Absolutes is basically what my paper was about. Not subjective nuances that don't really make a difference. Absolute truths are those, mainly, that relate to scripture and God, as far as my paper is concerned.

I think we should ask, is perceptual relativity equal to truth? No. Can perceptual relativity arrive at the truth? yes. Perceptual relativity is not negative in every sense, we all believe in some form of it. Yet on the level of absoulte truth it is dangerous. I am not sure in what arena you are referencing it though. Our pereceptions are our realities; however, our realities can be negative ones or false ones. Ones that our presuppositions have formed for us through culture. An Islamic pereception is that there will be 70 virgins awaiting them after martyrdom. That is their perceptual reality, yet is it authentic? No.

Relativism destroys the idea of truth. Genuine truth can be affected by relativism. For example, abortion and homosexuality are clearly wrong. That is a truth. However, our culture has worked hard at making this a situational ethic or a transtional moral. It is relative person to person. However, abortion is murder and homosexuality is an abomination. Yet, in our society it is becoming normative for both, at least homosexuality. Decadent societies of the past are examples of how truths became swallowed up by rationalization until it was not even a norm. Yet, it remains a truth on some level although it is neglected.
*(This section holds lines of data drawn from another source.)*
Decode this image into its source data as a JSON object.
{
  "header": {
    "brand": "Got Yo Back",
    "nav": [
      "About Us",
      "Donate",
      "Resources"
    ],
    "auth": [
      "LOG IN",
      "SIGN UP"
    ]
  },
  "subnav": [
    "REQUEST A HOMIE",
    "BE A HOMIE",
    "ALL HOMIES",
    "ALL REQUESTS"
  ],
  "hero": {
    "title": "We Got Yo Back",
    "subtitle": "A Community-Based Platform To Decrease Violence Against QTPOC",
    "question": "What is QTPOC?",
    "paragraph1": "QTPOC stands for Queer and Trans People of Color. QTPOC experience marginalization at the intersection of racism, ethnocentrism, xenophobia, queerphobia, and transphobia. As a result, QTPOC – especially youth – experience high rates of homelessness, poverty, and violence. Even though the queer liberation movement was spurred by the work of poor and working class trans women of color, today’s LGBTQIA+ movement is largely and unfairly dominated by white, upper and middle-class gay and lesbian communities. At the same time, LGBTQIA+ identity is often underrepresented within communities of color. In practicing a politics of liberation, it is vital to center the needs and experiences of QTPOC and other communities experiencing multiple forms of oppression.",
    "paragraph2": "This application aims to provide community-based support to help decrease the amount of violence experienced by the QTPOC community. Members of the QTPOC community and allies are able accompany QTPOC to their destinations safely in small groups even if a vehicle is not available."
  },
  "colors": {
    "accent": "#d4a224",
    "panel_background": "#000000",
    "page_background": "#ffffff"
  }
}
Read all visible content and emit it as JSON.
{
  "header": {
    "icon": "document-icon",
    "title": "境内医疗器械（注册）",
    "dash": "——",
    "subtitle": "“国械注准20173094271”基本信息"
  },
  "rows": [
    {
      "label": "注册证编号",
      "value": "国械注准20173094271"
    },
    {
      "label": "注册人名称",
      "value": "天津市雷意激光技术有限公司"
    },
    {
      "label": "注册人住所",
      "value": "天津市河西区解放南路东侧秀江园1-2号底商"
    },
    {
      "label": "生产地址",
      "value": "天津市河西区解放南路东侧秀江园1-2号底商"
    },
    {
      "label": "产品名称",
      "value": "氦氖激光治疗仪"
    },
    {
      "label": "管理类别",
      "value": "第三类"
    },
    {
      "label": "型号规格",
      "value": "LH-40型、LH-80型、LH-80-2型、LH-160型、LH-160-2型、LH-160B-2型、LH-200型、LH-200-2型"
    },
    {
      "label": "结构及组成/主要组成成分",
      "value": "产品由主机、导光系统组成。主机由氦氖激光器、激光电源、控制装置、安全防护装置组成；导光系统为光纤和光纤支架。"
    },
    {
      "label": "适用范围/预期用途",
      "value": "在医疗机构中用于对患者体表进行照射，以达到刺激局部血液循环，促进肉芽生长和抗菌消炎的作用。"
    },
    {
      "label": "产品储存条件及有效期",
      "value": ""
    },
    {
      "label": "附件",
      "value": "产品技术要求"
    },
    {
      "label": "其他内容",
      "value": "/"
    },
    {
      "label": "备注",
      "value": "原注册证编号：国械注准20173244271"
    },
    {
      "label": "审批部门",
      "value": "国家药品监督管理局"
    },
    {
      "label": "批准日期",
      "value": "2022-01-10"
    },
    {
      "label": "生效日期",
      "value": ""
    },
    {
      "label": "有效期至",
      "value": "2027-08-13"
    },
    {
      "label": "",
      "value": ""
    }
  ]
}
Relativism also defies the proper use of truth. If we are referencing the capital of Texas we know it to be Austin. Relativism would argue that it may be Austin to you but not to me. A truth is a state of being the case or a fact. When facts and truths are blurred we have distorted truths.

Scholars have concerned themselves with what is called the heremeneutic spiral, as it relates to theology, which is basically the process by which humans remove pretext and presuppositions as they study the Word of God. You are right, each of us have presuppositions because of our cultural upbringings. However, that does not make them right, by Illumination of the Holy Spirit we are led to the right interpretation. Don't be mistaken though, this does not leave the canon open for new revelation. Our revelations should be accountable to the texts. In other words, a spiritual revelation that is void of scripture should not be a doctrine. An historical reference here is Martin Luther--a Catholic. As a Catholic he saw salvation by works. Yet, through study of the scriptures and Illumination he came be salvation through faith. His presuppositions (catholicism) were weeded out and he saw truth.

If we approach the texts being aware of our pretexts and presuppositions we will be quicker to complete the spiral and arrive at a more objective understanding.

Any analogy will break down eventually, yet Geisler's stands because it affirms the basic fundamental of truth. Something either is or isn't. One of the laws of logic tells that something cannot be and not be in the same sense. That is the point. Just because one has a perception of something does not make that perception true, just that the perception exits. Possibly falsely.

I think, ultimately, we are not discussing truths when we discuss perceptual realities. Those are subjective and would probably be better called cultural norms or presuppositions. A truth is just that--truth. It is the state of being a fact. If something does not fit that criteria then it should be called by another name.

Adversus Trinitas

"...unless you believe that I am he you will die in your sins." (John 8:24 ESV)